“AlphaGo” Film Review: The Art of Capturing the Essence

The documentary “AlphaGo” had its world premiere at the Tribeca Film Festival in New York a few days ago. About a year had passed since the epic Lee Sedol — AlphaGo challenge match — a whole year in which I awaited the film so eagerly. When I received an invitation to the premiere, I decided I didn’t want to wait much longer. It was also a lucky coincidence that I could make the trip to New York without missing any of my classes.

“You can write more, but I can’t guarantee that I will continue reading” said Prof. Probst, encouraging us MBA students not to write one bit beyond the assigned page count. If I learned one lesson from my classes, it’s the importance of communication skills. In discussions or written reports, I need to express my thoughts in a clear and succinct style, while under pressure of time and space. I find this especially difficult when I have lots of intertwined ideas in my head.

During the Google DeepMind Challenge Match in Seoul last year, the “AlphaGo” crew couldn’t have been more enthusiastic. Producers Gary and Josh constantly came up with new ideas, and were willing to go literally anywhere to seek good interviews. The fact that they didn’t know how the story would evolve must have pushed them to collect as much footage as possible. I watched Greg, the director, and his crew running everywhere with their huge camera and equipment. I couldn’t help but wonder how they would digest thousands hours of footage into a ninety-minute film.

“Beautifully captured” was my conclusion. The film does not just summarize what happened. After all, it is no secret that AlphaGo won the match. Beyond reporting facts, the movie captures the feelings and atmosphere of the event in a powerful manner. Close-up scenes of Lee Sedol’s reactions dramatically depict his realization of AlphaGo’s ingenuity. The Korean commentators’ short and helpless grief reflects the Go community’s shock and pain at the moment of Lee’s first defeat. An inside peek at the match room shows tension in a way that no words can describe. Fan Hui’s narration is so delightfully honest and genuine that it drives the audience’s emotions throughout the film.

At the same time, the movie does not gloss over important details, such as the technology behind AlphaGo or the historical and cultural aspects of Go in Korea. If anything could be added, I would include information about the primitive level of top Go A.I.s before AlphaGo, and more about professional Go players’ lives and pride, to provide more context for Lee Sedol’s pre-match confidence, and Go players’ changing perception of AlphaGo as the match advanced. Yet, the film already uses every single second to capture the essence of the match, and more.

My trip to New York was like a short sweet dream, and I feel like I had another dream of re-living the AlphaGo event inside that dream. Dreams are not meant to be remembered, scientists say.
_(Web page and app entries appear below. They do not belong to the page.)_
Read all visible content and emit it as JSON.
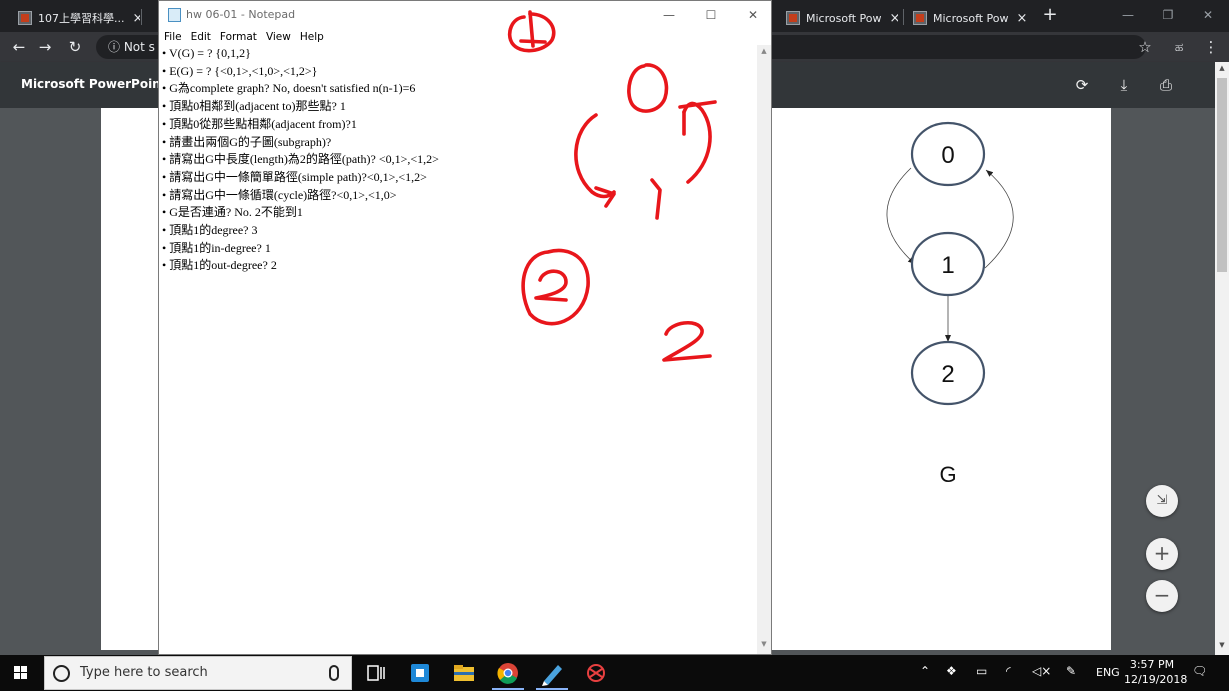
{
  "browser": {
    "tabs": [
      {
        "label": "107上學習科學..."
      },
      {
        "label": "Microsoft Pow"
      },
      {
        "label": "Microsoft Pow"
      }
    ],
    "address_prefix": "Not s",
    "new_tab": "+"
  },
  "pdf": {
    "title": "Microsoft PowerPoint - (",
    "graph": {
      "nodes": [
        "0",
        "1",
        "2"
      ],
      "edges": [
        [
          "0",
          "1"
        ],
        [
          "1",
          "0"
        ],
        [
          "1",
          "2"
        ]
      ],
      "caption": "G"
    },
    "zoom_fit": "fit-to-page",
    "zoom_in": "+",
    "zoom_out": "−"
  },
  "notepad": {
    "title": "hw 06-01 - Notepad",
    "menu": [
      "File",
      "Edit",
      "Format",
      "View",
      "Help"
    ],
    "lines": [
      "• V(G) = ? {0,1,2}",
      "• E(G) = ? {<0,1>,<1,0>,<1,2>}",
      "• G為complete graph? No, doesn't satisfied n(n-1)=6",
      "• 頂點0相鄰到(adjacent to)那些點? 1",
      "• 頂點0從那些點相鄰(adjacent from)?1",
      "• 請畫出兩個G的子圖(subgraph)?",
      "• 請寫出G中長度(length)為2的路徑(path)? <0,1>,<1,2>",
      "• 請寫出G中一條簡單路徑(simple path)?<0,1>,<1,2>",
      "• 請寫出G中一條循環(cycle)路徑?<0,1>,<1,0>",
      "• G是否連通? No. 2不能到1",
      "• 頂點1的degree? 3",
      "• 頂點1的in-degree? 1",
      "• 頂點1的out-degree? 2"
    ]
  },
  "taskbar": {
    "search_placeholder": "Type here to search",
    "language": "ENG",
    "time": "3:57 PM",
    "date": "12/19/2018"
  },
  "colors": {
    "ink": "#e8161b",
    "node_stroke": "#44546a"
  }
}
If I remember one thing from this dream, however, it is that I greatly admire those who can capture and communicate the essence of a complicated story.
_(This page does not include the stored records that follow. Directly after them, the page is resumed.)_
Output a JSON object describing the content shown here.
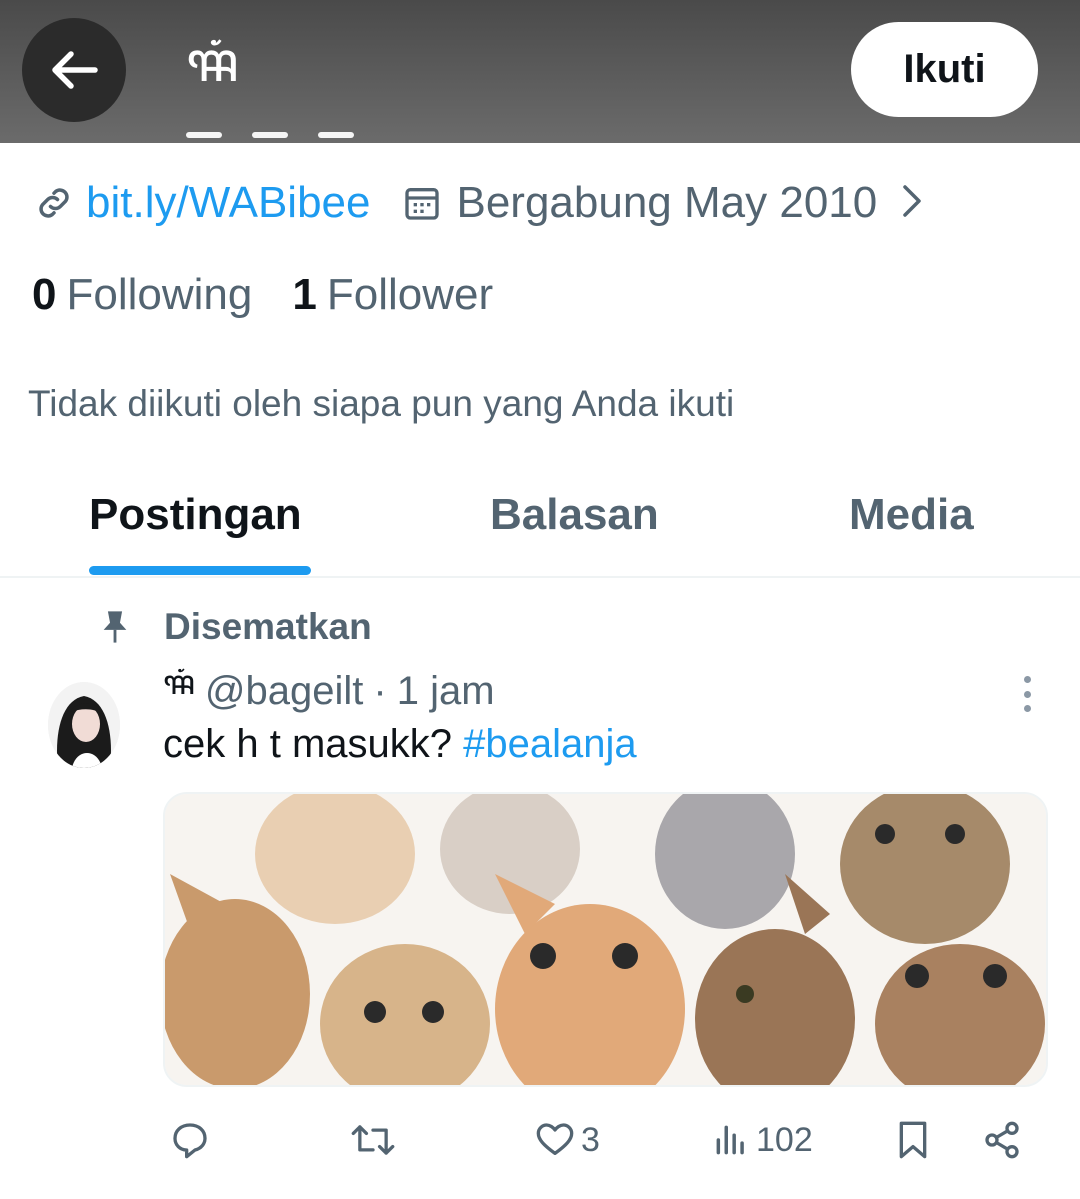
{
  "header": {
    "display_name": "ꦯꦁ",
    "follow_label": "Ikuti"
  },
  "profile": {
    "link": "bit.ly/WABibee",
    "joined": "Bergabung May 2010",
    "following_count": "0",
    "following_label": "Following",
    "follower_count": "1",
    "follower_label": "Follower",
    "not_followed_text": "Tidak diikuti oleh siapa pun yang Anda ikuti"
  },
  "tabs": [
    {
      "label": "Postingan",
      "active": true
    },
    {
      "label": "Balasan",
      "active": false
    },
    {
      "label": "Media",
      "active": false
    }
  ],
  "post": {
    "pinned_label": "Disematkan",
    "author_name": "ꦯꦁ",
    "handle": "@bageilt",
    "separator": "·",
    "time": "1 jam",
    "text_before": "cek h t masukk? ",
    "hashtag": "#bealanja",
    "actions": {
      "replies": "",
      "reposts": "",
      "likes": "3",
      "views": "102"
    }
  },
  "colors": {
    "accent": "#1d9bf0",
    "secondary_text": "#536471",
    "primary_text": "#0f1419"
  }
}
Dan Maas, Hajin Lee, Andrew Jackson at the AlphaGo premiere afterparty